For most doctors who have been oriented and trained not to do harm, active euthanasia amounts to nothing short of murder.
Most religions also support the view that life is sacred. However, those who put personal autonomy above all else argue that the individual should have a say over the time and manner of death. They contend that by refusing euthanasia to terminally-ill patients, the medical profession does not prolong life but is only prolonging death. Right-to-die advocates maintain that everyone has a right to minimum dignity and when the state of his/ her existence falls below that he/ she must be allowed to end his/ her tortuous existence. Euthanasia, it is believed, allows one to die in dignity and not be kept alive by artificial means.
Striking a note of caution before any legislation is passed in the country Dr. Sunil Shroff says, “The dangers of exploitation of a law favouring euthanasia is the greatest danger in my opinion. We have to think deeply of how to preserve the interests of both the patient and society before such a legislation is passed. The process of giving permission for euthanasia needs to be well defined, on a case-to-case basis, the criteria laid out without any ambiguity and the decision has to be a collective one.

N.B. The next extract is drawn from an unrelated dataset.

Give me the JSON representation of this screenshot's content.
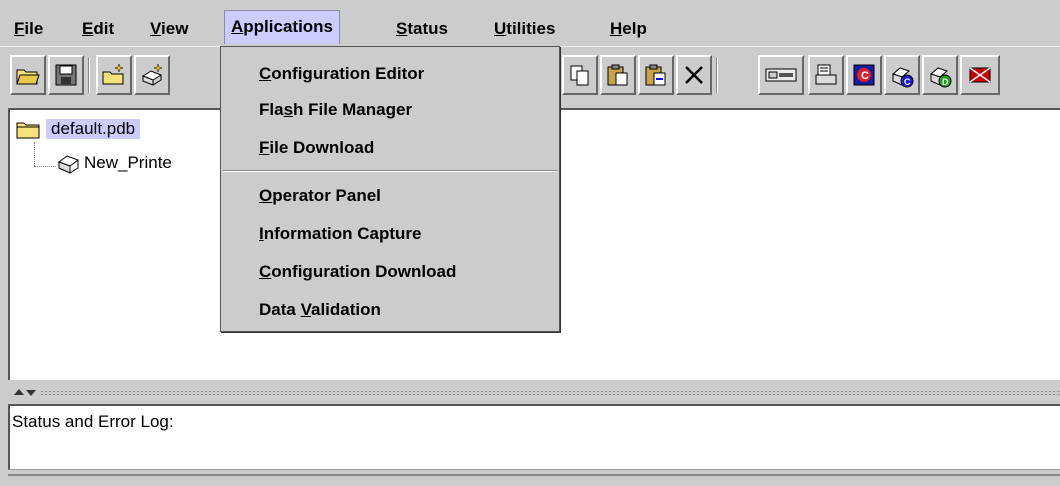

The brain death certification process in the Transplantation of Human Organ Act is one such example of a collective decision but the euthanasia panel needs to be more elaborate. No one looking after the patient should be part of such a committee.”
It is also feared that vulnerable people would indeed be under serious pressure not to be a burden if euthanasia became an easy option.
And there could be misuse of power over life and death. As a medical ethicist pointed out 20 years ago, “We shall begin by doing it because the patient is in intolerable pain but we shall end up doing it because it is Friday afternoon and we want to get away for the weekend.”
A legal right
The Netherlands was the first country to legalise euthanasia and assisted suicide in 2002, if the following conditions were met:
1.The disease is incurable
2. The patient's suffering is unbearable
3. Patient's condition is terminal
4. Patient requests death
Other countries which have joined this select group are Belgium, Luxemburg, Switzerland, Thailand.
Physician-assisted suicide, wherein a medical doctor provides patients with the means to kill themselves and enables patients to administer lethal injections themselves is legal only in the State of Oregon in the US., where the Death with Dignity Act 1997 was passed.
In 1995 the state of the Northern Territory of Australia enacted the Right of Terminally Ill Act 1995 to permit terminally ill patients to opt for mercy killing ie Euthanasia under the strict supervision of medical practitioners in accordance with the guidelines provided in the Right of Terminally Ill Regulations 1996. However this was shortlived and the act did not last for long. It was turned down by the Court as unconstitutional and on March 24, 1997 the Australian National Senate repealed the Northern Territory’s Law which permitted Euthanasia.